Tricia: Immediately after he was returned, we were inundated with people who wanted to learn about our story. I was surprised that this story had resonated with the amount of people that it had. For weeks after, when we would walk the dogs, people would pull their cars over and jump out and introduce themselves to us. It got to the point where I would make sure that I didn't have my old sweats on when I took them for a walk. My real tipping point was when I was at my friend Kristine's rehearsal dinner. Several of her family and friends approached me to ask me about the story and I started telling it. Soon others had drawn near and I had this small crowd around me, silently listening to me tell the story. At that point I really realized that I needed to do something with the story.
The other thing that pushed me into writing the story was when people started reaching out to me regarding their own stolen dog cases and I realized that this is happening across the nation. The book allows me to educate and to have a platform where I can provide resources on the website.
Amy: Why did you decide to self-publish The Stolen Dog?
Tricia: Initially I queried a few agents but truly, I had no idea what I was doing. I had some responses, but the story hadn't even been written yet and I think that I didn't package my proposal well. I decided to sit down and research what was going on with the publishing industry. I took a month and simply researched. After reading APE: Author, Publisher, Entrepreneur and reading blogs from Joe Konrath to Amanda Hocking, as well as interacting with the authors on the Kindle boards, it made sense to self-publish.
While traditional publishing offers a level of distribution that I can't compete with, I also didn't want to wait two years to see the book published.

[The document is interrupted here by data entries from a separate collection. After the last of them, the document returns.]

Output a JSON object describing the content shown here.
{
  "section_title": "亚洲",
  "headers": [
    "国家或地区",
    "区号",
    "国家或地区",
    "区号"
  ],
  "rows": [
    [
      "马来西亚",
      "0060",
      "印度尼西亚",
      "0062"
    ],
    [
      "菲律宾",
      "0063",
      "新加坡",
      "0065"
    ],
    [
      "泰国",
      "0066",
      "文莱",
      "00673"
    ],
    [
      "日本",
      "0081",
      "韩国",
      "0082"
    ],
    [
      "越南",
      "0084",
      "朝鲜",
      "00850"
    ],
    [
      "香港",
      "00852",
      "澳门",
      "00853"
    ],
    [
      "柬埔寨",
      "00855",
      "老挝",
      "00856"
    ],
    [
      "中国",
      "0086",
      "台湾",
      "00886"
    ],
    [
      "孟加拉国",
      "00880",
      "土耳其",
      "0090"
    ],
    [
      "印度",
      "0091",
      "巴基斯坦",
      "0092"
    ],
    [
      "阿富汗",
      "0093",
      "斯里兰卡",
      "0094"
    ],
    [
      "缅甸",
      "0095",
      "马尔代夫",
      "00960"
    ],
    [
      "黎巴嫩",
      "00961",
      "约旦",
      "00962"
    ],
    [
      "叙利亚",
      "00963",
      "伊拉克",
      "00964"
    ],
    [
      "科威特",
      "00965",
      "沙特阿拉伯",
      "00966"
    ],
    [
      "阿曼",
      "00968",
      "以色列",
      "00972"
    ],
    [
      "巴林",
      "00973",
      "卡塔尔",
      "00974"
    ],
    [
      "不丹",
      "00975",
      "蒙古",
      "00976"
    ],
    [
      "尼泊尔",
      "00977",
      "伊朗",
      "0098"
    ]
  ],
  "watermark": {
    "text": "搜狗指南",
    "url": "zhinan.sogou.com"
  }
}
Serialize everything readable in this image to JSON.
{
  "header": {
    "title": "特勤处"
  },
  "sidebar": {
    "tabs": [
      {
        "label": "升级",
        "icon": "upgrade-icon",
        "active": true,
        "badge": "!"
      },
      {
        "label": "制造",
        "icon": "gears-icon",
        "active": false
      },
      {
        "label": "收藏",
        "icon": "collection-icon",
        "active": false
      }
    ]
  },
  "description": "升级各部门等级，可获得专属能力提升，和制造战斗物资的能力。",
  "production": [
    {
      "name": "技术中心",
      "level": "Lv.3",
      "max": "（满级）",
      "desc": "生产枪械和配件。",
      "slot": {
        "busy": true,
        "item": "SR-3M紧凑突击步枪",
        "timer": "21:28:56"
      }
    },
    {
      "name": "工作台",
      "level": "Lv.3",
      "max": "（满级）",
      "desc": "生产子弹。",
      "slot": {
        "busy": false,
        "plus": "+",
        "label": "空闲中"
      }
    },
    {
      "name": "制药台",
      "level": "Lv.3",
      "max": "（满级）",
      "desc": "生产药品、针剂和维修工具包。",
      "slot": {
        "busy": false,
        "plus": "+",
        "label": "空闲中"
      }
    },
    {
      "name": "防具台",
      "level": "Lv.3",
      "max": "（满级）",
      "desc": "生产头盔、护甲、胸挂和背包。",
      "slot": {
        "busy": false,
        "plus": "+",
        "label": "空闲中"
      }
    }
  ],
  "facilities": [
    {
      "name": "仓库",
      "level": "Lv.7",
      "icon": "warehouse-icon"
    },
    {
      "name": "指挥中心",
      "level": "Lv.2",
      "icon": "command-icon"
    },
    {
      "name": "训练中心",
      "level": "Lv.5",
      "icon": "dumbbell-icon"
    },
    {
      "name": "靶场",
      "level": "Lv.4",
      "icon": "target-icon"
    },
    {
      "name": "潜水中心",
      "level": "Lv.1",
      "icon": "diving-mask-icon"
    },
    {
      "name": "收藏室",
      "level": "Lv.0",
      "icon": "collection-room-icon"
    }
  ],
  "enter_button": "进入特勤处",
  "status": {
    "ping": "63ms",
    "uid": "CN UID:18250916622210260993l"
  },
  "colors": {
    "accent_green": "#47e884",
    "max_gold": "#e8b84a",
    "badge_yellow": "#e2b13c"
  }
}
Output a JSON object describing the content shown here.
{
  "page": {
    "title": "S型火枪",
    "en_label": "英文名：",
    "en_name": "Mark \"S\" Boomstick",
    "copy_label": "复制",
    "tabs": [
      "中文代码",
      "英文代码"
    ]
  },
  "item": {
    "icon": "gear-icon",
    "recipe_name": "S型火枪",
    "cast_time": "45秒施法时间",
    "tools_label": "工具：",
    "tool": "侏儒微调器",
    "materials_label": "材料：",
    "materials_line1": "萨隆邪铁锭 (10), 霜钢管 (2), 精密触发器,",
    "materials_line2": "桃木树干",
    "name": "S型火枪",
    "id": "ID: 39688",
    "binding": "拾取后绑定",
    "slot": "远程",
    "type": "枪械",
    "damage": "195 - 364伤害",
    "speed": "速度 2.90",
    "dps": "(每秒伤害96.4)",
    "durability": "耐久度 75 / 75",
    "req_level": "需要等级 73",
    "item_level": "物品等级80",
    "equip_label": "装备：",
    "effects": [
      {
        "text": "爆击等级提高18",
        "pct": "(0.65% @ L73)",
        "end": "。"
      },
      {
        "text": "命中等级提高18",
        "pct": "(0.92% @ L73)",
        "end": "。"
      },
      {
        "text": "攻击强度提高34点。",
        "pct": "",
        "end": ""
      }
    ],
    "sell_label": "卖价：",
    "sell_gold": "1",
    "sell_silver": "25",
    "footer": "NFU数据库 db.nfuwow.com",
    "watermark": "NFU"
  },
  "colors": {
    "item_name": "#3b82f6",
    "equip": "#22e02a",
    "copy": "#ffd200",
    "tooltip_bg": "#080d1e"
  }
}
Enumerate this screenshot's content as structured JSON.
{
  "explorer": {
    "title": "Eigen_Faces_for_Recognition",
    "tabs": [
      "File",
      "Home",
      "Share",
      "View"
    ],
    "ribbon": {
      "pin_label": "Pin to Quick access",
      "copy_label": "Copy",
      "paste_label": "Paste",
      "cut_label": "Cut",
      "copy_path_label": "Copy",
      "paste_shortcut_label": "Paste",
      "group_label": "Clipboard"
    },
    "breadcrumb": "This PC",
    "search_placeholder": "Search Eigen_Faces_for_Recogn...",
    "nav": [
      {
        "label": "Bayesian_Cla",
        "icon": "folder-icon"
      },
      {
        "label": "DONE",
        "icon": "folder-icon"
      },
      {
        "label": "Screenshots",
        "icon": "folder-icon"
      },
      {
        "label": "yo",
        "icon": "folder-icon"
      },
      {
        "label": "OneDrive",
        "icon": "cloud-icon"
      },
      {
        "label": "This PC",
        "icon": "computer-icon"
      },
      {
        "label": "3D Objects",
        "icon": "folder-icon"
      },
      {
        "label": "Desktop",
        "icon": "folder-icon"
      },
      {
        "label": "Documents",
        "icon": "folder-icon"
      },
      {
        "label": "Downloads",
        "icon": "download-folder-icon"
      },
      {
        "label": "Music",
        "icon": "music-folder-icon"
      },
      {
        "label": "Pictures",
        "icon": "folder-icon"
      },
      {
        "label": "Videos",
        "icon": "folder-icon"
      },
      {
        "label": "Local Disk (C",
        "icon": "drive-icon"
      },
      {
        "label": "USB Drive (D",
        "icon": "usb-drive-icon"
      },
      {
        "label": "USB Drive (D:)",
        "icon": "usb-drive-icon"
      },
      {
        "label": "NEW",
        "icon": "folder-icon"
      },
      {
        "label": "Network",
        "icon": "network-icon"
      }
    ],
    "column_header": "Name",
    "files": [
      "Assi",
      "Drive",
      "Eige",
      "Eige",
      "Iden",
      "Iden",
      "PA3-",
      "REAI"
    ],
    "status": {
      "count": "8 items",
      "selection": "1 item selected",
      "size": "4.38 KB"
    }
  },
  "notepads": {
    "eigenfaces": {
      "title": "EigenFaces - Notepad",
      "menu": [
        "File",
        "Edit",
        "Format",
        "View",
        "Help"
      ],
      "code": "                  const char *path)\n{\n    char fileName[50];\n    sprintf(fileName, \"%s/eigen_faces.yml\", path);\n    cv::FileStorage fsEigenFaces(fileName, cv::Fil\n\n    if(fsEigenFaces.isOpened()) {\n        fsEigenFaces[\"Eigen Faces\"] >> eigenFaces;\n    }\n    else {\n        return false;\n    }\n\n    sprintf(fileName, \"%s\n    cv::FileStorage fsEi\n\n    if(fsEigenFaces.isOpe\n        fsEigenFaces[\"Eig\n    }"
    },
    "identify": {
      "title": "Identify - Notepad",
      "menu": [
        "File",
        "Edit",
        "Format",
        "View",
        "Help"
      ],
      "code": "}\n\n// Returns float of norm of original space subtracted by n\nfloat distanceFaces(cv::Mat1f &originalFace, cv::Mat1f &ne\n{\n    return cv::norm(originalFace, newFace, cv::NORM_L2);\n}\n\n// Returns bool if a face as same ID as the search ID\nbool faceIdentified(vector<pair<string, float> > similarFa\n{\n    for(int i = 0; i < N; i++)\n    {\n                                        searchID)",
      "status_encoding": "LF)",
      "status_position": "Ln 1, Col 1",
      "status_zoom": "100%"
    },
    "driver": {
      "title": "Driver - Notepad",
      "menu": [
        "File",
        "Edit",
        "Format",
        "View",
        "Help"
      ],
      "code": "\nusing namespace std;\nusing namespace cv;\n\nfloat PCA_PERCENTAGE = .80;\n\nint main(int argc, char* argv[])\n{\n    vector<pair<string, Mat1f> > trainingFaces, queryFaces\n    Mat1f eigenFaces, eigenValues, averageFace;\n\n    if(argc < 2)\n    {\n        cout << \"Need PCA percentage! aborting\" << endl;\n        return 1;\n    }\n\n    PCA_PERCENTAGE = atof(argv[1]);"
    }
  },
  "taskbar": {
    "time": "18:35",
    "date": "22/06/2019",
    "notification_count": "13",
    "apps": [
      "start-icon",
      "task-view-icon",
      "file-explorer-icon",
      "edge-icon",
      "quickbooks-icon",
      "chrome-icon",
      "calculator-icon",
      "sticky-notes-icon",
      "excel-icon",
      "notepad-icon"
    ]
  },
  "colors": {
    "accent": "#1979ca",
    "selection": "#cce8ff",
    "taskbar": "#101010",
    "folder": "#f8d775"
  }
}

In my mind, it needed to be out around the one-year anniversary of Briggs being stolen.
What bothered me even more, however, were the reports that I would have to do my own marketing even if a traditional publishing house signed me. It seems to me that if I am going to do my own marketing, I might as well get paid for it.
And ultimately, because I am planning to put a portion of proceeds to animal rescues, if I can keep more royalties – I'll have far more to give.
Amy: Animal communicators and psychics offered insights during your search. Do you have any advice for other people whose dogs become lost or are stolen if they are offered these services?
Tricia: My advice would be to take it in stride. I'm a skeptic. I will listen first and decide if I believe on a case-by-case basis. Do I believe in psychic abilities? Absolutely. Everyone has them. Some people just have stronger capabilities than others. I think if someone's dog is lost and they want to use a reputable animal psychic who specializes in finding lost animals, it doesn't hurt to give it a try. The psychic we paid for – we'll never know if he was right or not. But it gave us hope and kept us going and ultimately, that was worth paying for.
Amy: Much of your story involves human relationships. You describe people at their very worst and at their very best during your ordeal. Have you considered or been approached about turning The Stolen Dog into a screenplay for a motion picture?
Tricia: Haha, yes! We've often joked that this would be a perfect Lifetime movie. The fact of the matter is that this is a true story. This isn't a "based on a true story." Everything in here is true. So, I certainly could see a movie coming out of it. I have no idea where to begin with shopping that around. For now, my goal is to work towards The Ellen Show.
Amy: You have described the writing process as "tremendously healing". Were there times when you had to put the book away to deal with the emotions produced during the writing?
Tricia: Absolutely. There are times now where I read passages and become emotional. I think when you are in the middle of a tragedy and you are so overwhelmed and things are coming at you left and right – you do not process your emotions. For me it was emotional lock-down. Don't cry. Just move forward. What can I do next? Keep moving, keep moving, keep moving. But sitting down and writing it out and going back to that time allowed those emotions to come out. There were definitely some tears shed as I wrote this.